While professional kitchens have a reputation for being testosterone-fuelled, Smyth said that most inappropriate behaviour comes from drunken male customers behaving badly towards waitresses. "I see a lot of things. Believe me, when you work front of house at a restaurant and you've got middle aged men who have had a few drinks and you're a pretty young woman - the stuff that gets said is absolutely disgusting," Smyth said.
Discussing her journey towards becoming a bishop,the Rt Revd Rachel Treweek spoke of "discovering the joy of being in leadership alongside men, as an equal" and having "the privilege of working with an amazing male vicar". She went on: "Sometimes now, I get frustrated when I go to churches where I see all women at the front in positions of leadership, just as I used to get frustrated seeing all men at the front of leadership. "For me, I want to see diverse leadership of all sorts, and part of that includes men and women working together."

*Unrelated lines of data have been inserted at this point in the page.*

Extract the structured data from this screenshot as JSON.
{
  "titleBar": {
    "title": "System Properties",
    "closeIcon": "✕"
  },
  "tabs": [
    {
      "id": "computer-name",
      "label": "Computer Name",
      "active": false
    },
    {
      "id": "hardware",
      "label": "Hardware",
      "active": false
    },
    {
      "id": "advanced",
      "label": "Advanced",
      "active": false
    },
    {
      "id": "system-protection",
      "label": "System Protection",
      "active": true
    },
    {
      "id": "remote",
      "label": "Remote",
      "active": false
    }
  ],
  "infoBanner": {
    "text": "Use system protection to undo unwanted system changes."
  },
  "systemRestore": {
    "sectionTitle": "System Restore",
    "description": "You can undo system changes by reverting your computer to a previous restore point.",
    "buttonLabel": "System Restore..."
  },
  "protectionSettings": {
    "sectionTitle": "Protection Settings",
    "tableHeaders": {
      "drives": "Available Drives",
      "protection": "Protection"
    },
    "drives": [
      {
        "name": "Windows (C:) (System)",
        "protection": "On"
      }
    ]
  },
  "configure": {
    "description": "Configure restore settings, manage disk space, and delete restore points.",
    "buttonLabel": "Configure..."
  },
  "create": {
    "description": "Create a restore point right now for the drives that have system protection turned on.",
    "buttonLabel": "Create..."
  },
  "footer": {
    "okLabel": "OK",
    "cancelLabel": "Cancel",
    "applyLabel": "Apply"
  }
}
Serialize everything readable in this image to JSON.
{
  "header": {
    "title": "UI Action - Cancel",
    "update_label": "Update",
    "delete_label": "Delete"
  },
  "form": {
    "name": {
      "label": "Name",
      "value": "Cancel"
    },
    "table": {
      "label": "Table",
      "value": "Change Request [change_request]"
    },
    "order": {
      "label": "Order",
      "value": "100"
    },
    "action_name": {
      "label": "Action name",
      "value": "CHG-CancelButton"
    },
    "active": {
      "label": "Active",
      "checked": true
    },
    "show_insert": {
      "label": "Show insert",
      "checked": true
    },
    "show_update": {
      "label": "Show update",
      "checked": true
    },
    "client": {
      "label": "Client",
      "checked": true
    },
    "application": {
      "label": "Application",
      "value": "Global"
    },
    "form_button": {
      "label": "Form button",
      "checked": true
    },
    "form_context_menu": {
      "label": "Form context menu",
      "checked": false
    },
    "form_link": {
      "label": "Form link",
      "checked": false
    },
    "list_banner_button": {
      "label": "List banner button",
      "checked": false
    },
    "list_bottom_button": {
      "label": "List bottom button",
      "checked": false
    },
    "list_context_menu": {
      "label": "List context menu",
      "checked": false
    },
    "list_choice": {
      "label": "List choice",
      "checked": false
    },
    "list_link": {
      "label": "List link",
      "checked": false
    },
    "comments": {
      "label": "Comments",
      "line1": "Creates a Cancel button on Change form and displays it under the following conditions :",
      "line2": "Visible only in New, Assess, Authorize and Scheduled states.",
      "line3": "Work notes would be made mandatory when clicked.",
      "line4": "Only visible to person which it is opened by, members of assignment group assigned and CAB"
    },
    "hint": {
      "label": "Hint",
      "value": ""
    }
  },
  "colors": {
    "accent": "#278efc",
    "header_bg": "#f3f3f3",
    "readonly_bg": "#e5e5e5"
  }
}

The series has been criticised in the past as sexist, classist and anti-environmentalist. Small changes have been introduced in recent years, including the arrival of a Japanese engine, Hiro, and a spin-off DVD featuring engines from other countries. But the new overhaul, beginning with the 2018 series, is the biggest transformation since the television adaptation was first broadcast in 1984.